A hurricane hit my house
I am not one of those who live in Never-Never Land. If there is anything that global warming has shown us, it is that things we would not have dreamed of happen, climate-wise now. Hurricane Harvey (which hungrily hit Houston) devoured 30-40,000 homes in 2017. It becomes foolish to think it would never happen to you.
When a hurricane hits
When a hurricane feeds over warm water the effect can be a rise in the sea level causing coastlines to be battered as the storm approaches. As it comes onto shore, the danger of wind damage is exacerbated by flooding caused by the high winds pushing enormous amounts of ocean water onto land. Then, of course, there is the possibility of further damage and flooding caused by the copious amounts of rain that accompany hurricanes.
We have to talk about insurance
Your house is in danger of two things in a hurricane, the wind and water. Hurricane insurance will cover some of the damage but most insurance does not cover flood damage, and of course, it is water that causes most of the disaster.
Getting separate flood insurance is really important. Most are government underwritten, (whereas the insurance companies will underwrite wind damage).
Another thing you need to know is that most insurance companies require a 30-day waiting period before the policy kicks in. With hurricane season in full force, it is not the time to try and get insurance.

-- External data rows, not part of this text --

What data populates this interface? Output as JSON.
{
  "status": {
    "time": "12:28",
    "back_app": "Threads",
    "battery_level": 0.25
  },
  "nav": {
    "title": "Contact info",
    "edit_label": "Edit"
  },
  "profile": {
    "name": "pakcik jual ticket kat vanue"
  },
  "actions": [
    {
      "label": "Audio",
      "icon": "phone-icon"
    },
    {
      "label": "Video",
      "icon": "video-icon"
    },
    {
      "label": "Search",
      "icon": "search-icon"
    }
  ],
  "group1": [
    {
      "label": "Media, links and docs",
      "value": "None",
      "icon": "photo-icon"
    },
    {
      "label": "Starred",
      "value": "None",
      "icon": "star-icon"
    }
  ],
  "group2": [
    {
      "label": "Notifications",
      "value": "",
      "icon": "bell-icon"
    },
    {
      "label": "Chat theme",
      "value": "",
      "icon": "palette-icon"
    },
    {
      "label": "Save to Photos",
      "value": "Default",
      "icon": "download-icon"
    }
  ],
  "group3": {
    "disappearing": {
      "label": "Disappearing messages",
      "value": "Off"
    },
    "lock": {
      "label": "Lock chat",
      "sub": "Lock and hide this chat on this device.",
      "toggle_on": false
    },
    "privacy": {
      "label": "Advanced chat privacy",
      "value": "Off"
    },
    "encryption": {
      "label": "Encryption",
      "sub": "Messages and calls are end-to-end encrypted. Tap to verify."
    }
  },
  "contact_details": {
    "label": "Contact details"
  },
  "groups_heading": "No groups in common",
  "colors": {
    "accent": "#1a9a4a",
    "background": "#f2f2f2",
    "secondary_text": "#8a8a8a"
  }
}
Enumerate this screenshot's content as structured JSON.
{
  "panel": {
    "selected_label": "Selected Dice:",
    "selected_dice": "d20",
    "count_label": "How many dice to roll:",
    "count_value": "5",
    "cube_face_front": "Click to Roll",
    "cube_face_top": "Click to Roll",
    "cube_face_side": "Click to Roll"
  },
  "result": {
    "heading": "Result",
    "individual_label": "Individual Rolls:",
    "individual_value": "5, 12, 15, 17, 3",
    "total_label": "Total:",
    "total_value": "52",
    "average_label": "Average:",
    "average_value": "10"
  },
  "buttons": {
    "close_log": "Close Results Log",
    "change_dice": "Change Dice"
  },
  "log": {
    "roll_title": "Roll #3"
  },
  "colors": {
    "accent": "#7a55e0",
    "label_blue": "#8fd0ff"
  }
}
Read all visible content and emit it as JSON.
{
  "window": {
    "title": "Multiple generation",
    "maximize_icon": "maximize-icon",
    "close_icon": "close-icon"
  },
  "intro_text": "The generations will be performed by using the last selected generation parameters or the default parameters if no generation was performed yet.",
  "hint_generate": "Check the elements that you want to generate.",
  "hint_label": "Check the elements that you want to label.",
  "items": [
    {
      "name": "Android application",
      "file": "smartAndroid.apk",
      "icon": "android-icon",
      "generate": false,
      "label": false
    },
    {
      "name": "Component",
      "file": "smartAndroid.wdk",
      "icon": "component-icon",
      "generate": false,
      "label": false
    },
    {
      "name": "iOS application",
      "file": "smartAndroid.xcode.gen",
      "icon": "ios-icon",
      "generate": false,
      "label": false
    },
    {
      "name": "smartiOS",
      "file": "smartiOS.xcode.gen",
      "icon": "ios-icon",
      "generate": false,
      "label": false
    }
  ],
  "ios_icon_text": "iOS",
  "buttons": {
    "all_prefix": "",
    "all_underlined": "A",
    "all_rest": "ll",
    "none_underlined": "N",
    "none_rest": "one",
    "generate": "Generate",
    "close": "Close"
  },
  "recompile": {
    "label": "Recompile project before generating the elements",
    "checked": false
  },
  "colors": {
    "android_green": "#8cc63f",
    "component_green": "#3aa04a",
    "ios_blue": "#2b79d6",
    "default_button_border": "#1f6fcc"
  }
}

Make sure to get and keep insurance up to date well in advance of the hurricane season. Another good thing to understand is what your policies actually mean. What are your deductibles and what is really covered? In effect, you bear some of the risks. Let’s say that your house is valued at $350,000 and you have a 5% deductible, you’re on the hook for the first $17,500 if your house is totaled. Make sure you understand the extent of your liability and look to mitigate it where you can.
It hit – now what?
The first thing to do is document the damage. It makes sense beforehand to walk around the property and take before pictures. This will give you a point of comparison. Once there is damage, take photographs and document the effects immediately. You will forget things if you don’t and when all is said and done, this is what insurance is for.
Next, create an inventory and try and make your house secure. Like the before and after photos, an inventory before will help you keep track of the losses after. Insurance is there to protect you against loss, to put it back as it was before, so ensure you know what was.
If the house in uninhabitable getting a place to stay is obviously an important task, but file your claim as quickly as you can. There are rules on the insurance companies which mean they have to get cash to you quickly, this is a time when you’re going to need access to it, the sooner you make a claim, the faster you will get your money.